■ Exercise aim: The listing is to be reproduced in full, with no character altered.

■ Source data:
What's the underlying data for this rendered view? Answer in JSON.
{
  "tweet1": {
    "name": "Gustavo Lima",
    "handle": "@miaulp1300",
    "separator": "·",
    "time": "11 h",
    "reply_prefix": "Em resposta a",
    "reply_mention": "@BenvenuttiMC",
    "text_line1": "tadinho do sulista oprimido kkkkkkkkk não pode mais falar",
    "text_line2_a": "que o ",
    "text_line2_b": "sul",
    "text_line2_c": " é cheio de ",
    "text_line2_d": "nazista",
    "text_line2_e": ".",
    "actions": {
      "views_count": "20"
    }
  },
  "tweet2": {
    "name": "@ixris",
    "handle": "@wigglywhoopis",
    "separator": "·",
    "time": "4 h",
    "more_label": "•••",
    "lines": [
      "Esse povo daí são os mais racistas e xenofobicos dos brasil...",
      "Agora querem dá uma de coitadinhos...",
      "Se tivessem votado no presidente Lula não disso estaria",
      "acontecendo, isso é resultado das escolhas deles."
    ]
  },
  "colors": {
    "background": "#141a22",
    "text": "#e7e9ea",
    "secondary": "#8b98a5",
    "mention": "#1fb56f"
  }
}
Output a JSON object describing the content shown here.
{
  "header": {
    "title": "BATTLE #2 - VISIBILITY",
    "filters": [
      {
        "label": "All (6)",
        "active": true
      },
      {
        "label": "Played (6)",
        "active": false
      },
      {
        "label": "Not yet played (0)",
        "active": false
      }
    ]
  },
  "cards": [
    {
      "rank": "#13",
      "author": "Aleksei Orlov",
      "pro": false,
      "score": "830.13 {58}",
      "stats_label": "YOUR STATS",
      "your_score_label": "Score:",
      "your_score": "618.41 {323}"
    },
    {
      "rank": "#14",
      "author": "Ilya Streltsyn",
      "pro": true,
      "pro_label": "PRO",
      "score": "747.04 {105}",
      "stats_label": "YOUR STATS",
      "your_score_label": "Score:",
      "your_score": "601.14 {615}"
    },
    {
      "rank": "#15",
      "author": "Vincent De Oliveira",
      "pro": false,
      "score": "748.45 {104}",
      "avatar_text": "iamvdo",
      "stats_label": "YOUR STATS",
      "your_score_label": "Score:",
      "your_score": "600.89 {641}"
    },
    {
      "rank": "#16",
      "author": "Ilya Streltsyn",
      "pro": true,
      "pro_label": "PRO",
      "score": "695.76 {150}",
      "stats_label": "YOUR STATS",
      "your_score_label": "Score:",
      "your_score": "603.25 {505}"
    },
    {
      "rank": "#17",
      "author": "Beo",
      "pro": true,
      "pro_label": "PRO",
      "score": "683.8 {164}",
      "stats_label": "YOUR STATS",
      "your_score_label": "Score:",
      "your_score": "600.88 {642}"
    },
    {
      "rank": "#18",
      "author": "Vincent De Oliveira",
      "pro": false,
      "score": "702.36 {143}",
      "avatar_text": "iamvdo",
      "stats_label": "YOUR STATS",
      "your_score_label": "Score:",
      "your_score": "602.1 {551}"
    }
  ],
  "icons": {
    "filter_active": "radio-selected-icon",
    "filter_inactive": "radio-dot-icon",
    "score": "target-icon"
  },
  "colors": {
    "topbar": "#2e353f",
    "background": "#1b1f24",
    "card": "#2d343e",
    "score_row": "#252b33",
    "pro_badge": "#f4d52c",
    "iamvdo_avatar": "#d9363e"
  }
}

■ Output for this task:
What's the underlying data for this rendered view? Answer in JSON.
{
  "tweet1": {
    "name": "Gustavo Lima",
    "handle": "@miaulp1300",
    "separator": "·",
    "time": "11 h",
    "reply_prefix": "Em resposta a",
    "reply_mention": "@BenvenuttiMC",
    "text_line1": "tadinho do sulista oprimido kkkkkkkkk não pode mais falar",
    "text_line2_a": "que o ",
    "text_line2_b": "sul",
    "text_line2_c": " é cheio de ",
    "text_line2_d": "nazista",
    "text_line2_e": ".",
    "actions": {
      "views_count": "20"
    }
  },
  "tweet2": {
    "name": "@ixris",
    "handle": "@wigglywhoopis",
    "separator": "·",
    "time": "4 h",
    "more_label": "•••",
    "lines": [
      "Esse povo daí são os mais racistas e xenofobicos dos brasil...",
      "Agora querem dá uma de coitadinhos...",
      "Se tivessem votado no presidente Lula não disso estaria",
      "acontecendo, isso é resultado das escolhas deles."
    ]
  },
  "colors": {
    "background": "#141a22",
    "text": "#e7e9ea",
    "secondary": "#8b98a5",
    "mention": "#1fb56f"
  }
}
Output a JSON object describing the content shown here.
{
  "header": {
    "title": "BATTLE #2 - VISIBILITY",
    "filters": [
      {
        "label": "All (6)",
        "active": true
      },
      {
        "label": "Played (6)",
        "active": false
      },
      {
        "label": "Not yet played (0)",
        "active": false
      }
    ]
  },
  "cards": [
    {
      "rank": "#13",
      "author": "Aleksei Orlov",
      "pro": false,
      "score": "830.13 {58}",
      "stats_label": "YOUR STATS",
      "your_score_label": "Score:",
      "your_score": "618.41 {323}"
    },
    {
      "rank": "#14",
      "author": "Ilya Streltsyn",
      "pro": true,
      "pro_label": "PRO",
      "score": "747.04 {105}",
      "stats_label": "YOUR STATS",
      "your_score_label": "Score:",
      "your_score": "601.14 {615}"
    },
    {
      "rank": "#15",
      "author": "Vincent De Oliveira",
      "pro": false,
      "score": "748.45 {104}",
      "avatar_text": "iamvdo",
      "stats_label": "YOUR STATS",
      "your_score_label": "Score:",
      "your_score": "600.89 {641}"
    },
    {
      "rank": "#16",
      "author": "Ilya Streltsyn",
      "pro": true,
      "pro_label": "PRO",
      "score": "695.76 {150}",
      "stats_label": "YOUR STATS",
      "your_score_label": "Score:",
      "your_score": "603.25 {505}"
    },
    {
      "rank": "#17",
      "author": "Beo",
      "pro": true,
      "pro_label": "PRO",
      "score": "683.8 {164}",
      "stats_label": "YOUR STATS",
      "your_score_label": "Score:",
      "your_score": "600.88 {642}"
    },
    {
      "rank": "#18",
      "author": "Vincent De Oliveira",
      "pro": false,
      "score": "702.36 {143}",
      "avatar_text": "iamvdo",
      "stats_label": "YOUR STATS",
      "your_score_label": "Score:",
      "your_score": "602.1 {551}"
    }
  ],
  "icons": {
    "filter_active": "radio-selected-icon",
    "filter_inactive": "radio-dot-icon",
    "score": "target-icon"
  },
  "colors": {
    "topbar": "#2e353f",
    "background": "#1b1f24",
    "card": "#2d343e",
    "score_row": "#252b33",
    "pro_badge": "#f4d52c",
    "iamvdo_avatar": "#d9363e"
  }
}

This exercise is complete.